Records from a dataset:
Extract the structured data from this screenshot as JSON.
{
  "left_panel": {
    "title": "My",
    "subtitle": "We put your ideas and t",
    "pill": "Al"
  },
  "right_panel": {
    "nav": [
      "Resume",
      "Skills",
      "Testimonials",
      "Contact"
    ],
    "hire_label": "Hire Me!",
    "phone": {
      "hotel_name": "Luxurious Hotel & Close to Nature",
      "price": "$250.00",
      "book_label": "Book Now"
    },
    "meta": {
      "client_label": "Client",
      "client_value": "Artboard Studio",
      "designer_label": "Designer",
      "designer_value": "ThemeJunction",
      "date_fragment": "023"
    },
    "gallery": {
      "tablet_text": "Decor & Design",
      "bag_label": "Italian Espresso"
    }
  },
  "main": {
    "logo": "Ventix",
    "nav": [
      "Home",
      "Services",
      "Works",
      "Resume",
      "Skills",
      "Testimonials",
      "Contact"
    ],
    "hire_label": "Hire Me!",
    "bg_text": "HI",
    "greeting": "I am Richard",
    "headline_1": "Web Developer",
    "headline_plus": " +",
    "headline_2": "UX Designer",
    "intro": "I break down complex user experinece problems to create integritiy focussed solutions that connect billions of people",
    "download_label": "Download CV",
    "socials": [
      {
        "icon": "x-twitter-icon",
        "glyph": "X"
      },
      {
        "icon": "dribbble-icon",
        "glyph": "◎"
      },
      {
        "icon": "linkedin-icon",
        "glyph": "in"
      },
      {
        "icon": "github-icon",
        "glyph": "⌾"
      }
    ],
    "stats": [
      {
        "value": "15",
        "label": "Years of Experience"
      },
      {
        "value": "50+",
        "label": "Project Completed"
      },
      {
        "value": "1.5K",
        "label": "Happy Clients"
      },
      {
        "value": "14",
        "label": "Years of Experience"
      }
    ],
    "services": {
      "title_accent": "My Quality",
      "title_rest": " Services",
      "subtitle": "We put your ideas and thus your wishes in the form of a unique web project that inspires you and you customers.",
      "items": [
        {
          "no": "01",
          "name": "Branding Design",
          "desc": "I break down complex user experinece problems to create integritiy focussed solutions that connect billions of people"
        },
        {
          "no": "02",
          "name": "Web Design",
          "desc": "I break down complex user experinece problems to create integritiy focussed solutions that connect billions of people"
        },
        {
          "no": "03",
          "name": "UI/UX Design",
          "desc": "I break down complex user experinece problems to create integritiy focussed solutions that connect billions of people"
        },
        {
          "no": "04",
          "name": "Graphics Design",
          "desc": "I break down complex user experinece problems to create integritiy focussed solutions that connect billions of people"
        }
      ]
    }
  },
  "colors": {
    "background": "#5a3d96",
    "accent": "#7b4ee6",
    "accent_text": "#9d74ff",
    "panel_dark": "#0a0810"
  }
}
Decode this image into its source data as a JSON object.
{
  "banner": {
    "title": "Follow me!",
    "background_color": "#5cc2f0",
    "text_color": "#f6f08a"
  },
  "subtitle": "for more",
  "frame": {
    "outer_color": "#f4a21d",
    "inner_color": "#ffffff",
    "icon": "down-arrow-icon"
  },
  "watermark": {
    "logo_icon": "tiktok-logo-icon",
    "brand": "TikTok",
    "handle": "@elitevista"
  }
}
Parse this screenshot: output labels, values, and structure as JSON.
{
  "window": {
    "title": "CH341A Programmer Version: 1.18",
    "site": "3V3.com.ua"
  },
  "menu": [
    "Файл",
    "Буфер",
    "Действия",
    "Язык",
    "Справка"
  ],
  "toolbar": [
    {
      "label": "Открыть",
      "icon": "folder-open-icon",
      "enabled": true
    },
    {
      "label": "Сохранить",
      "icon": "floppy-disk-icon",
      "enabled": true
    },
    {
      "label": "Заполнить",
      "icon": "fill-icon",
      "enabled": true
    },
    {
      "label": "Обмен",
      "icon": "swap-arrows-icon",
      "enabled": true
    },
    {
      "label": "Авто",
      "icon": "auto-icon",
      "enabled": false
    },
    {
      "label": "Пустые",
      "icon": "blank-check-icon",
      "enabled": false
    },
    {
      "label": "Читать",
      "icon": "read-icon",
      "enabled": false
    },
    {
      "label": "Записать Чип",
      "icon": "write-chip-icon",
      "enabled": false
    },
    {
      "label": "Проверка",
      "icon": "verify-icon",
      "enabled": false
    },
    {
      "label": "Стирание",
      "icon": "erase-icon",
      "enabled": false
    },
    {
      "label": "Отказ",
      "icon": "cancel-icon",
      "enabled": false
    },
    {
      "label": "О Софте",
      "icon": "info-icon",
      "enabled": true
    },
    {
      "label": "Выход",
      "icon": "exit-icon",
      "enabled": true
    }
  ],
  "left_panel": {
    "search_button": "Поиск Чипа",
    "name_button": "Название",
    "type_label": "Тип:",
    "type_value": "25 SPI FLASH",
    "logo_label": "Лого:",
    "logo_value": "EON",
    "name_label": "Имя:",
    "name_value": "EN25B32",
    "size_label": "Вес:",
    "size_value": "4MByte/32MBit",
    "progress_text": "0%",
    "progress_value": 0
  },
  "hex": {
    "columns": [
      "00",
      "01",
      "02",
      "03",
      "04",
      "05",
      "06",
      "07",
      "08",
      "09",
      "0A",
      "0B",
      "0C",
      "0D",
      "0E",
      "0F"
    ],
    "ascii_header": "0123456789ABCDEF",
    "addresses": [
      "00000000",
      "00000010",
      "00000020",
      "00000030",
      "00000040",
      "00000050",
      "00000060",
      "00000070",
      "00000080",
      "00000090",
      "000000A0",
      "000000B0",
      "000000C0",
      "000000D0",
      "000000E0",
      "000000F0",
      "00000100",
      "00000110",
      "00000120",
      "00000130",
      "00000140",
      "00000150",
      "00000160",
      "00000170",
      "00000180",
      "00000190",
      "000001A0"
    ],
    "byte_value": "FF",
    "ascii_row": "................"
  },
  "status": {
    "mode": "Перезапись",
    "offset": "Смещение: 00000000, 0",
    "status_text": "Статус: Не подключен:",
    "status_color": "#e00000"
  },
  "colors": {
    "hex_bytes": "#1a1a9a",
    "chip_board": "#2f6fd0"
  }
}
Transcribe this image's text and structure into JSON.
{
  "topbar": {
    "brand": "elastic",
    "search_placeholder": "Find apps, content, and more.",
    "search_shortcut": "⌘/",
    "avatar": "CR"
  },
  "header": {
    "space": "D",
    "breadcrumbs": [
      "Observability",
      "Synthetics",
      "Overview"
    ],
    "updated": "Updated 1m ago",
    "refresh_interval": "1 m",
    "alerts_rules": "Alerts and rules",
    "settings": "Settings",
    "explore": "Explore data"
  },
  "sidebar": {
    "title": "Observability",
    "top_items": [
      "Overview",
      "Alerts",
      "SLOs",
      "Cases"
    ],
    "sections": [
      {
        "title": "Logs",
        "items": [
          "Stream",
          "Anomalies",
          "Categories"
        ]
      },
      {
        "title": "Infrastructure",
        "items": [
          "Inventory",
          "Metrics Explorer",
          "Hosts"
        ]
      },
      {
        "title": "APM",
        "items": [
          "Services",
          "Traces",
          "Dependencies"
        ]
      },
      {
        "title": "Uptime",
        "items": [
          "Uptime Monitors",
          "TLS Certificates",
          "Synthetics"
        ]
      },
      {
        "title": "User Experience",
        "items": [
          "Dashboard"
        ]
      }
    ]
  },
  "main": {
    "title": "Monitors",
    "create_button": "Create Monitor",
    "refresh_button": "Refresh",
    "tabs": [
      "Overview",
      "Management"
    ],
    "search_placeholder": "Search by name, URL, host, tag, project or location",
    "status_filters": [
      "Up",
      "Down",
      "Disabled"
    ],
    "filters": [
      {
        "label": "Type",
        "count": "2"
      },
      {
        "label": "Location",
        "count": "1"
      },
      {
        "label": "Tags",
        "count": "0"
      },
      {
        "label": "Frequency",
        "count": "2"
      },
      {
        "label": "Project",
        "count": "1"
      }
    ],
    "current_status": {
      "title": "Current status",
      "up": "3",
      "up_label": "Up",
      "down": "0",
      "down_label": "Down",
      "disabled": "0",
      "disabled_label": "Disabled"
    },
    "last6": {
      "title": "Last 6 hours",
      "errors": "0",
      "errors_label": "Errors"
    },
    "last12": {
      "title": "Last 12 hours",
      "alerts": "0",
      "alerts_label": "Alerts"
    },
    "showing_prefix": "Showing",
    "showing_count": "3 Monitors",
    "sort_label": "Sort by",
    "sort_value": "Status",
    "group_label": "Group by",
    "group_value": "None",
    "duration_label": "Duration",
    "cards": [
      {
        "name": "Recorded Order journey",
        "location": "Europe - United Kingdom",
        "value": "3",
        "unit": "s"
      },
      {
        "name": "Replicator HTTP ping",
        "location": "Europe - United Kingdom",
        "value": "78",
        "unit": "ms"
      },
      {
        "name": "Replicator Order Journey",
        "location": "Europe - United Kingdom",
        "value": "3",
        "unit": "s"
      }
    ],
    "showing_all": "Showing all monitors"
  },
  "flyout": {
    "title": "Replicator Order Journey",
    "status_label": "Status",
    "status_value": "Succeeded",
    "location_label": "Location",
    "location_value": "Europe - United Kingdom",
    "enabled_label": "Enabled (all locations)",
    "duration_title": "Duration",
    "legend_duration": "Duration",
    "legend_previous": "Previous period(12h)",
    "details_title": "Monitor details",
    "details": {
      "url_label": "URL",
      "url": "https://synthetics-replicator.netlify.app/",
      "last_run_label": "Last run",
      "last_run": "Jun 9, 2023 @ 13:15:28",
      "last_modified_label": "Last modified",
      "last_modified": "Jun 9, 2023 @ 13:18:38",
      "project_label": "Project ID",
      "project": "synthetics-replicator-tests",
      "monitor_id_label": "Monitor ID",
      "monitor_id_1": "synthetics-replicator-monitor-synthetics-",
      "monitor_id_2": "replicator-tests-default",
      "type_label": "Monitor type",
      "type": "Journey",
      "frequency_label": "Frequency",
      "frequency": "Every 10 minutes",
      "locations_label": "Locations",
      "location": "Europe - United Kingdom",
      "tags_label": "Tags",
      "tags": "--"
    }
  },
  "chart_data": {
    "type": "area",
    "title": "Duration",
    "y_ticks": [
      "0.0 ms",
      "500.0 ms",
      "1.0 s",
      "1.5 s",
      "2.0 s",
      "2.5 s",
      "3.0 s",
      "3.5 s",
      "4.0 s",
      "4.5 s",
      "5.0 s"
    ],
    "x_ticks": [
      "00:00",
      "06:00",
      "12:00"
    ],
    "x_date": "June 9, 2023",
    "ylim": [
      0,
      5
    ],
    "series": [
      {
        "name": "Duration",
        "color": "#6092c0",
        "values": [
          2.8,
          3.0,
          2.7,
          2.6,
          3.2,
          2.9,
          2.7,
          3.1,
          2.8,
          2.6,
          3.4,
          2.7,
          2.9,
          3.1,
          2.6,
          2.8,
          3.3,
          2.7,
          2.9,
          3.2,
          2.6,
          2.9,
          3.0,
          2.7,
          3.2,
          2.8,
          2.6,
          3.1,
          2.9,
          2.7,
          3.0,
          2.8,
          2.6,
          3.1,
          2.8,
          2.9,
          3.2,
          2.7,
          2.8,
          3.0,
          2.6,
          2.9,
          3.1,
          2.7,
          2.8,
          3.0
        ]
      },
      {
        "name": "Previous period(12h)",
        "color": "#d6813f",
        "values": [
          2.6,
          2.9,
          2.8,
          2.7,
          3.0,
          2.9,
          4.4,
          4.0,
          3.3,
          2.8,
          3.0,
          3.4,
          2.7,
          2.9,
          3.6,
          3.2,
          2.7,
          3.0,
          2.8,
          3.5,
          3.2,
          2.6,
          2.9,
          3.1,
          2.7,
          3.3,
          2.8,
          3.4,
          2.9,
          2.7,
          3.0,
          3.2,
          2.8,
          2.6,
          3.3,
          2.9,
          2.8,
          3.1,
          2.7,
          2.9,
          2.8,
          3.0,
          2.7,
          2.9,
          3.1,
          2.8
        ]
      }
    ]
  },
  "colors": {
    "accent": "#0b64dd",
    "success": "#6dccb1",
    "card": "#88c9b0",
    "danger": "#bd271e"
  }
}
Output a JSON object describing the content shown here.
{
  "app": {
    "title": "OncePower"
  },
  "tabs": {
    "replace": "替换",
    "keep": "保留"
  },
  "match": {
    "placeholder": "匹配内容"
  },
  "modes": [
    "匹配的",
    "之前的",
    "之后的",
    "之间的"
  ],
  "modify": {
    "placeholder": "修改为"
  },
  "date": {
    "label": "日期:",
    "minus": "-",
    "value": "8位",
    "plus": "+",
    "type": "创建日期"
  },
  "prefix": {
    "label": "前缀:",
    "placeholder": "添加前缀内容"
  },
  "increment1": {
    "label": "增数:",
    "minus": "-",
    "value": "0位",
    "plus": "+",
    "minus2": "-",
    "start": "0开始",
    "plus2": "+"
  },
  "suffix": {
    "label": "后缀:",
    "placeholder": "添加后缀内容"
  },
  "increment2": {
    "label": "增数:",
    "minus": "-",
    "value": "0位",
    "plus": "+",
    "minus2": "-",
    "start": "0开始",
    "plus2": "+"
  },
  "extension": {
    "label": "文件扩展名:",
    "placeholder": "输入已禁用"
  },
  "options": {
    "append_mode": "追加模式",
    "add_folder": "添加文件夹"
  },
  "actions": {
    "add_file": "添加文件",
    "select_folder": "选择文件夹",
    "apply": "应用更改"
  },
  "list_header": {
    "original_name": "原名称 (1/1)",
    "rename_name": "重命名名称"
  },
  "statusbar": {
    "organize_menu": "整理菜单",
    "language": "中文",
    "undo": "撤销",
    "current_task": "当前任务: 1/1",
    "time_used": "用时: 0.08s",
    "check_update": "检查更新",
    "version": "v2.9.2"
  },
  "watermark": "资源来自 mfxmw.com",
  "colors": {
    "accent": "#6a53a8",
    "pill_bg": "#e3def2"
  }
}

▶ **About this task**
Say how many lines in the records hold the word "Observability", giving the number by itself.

▶ **Solution to this problem**
2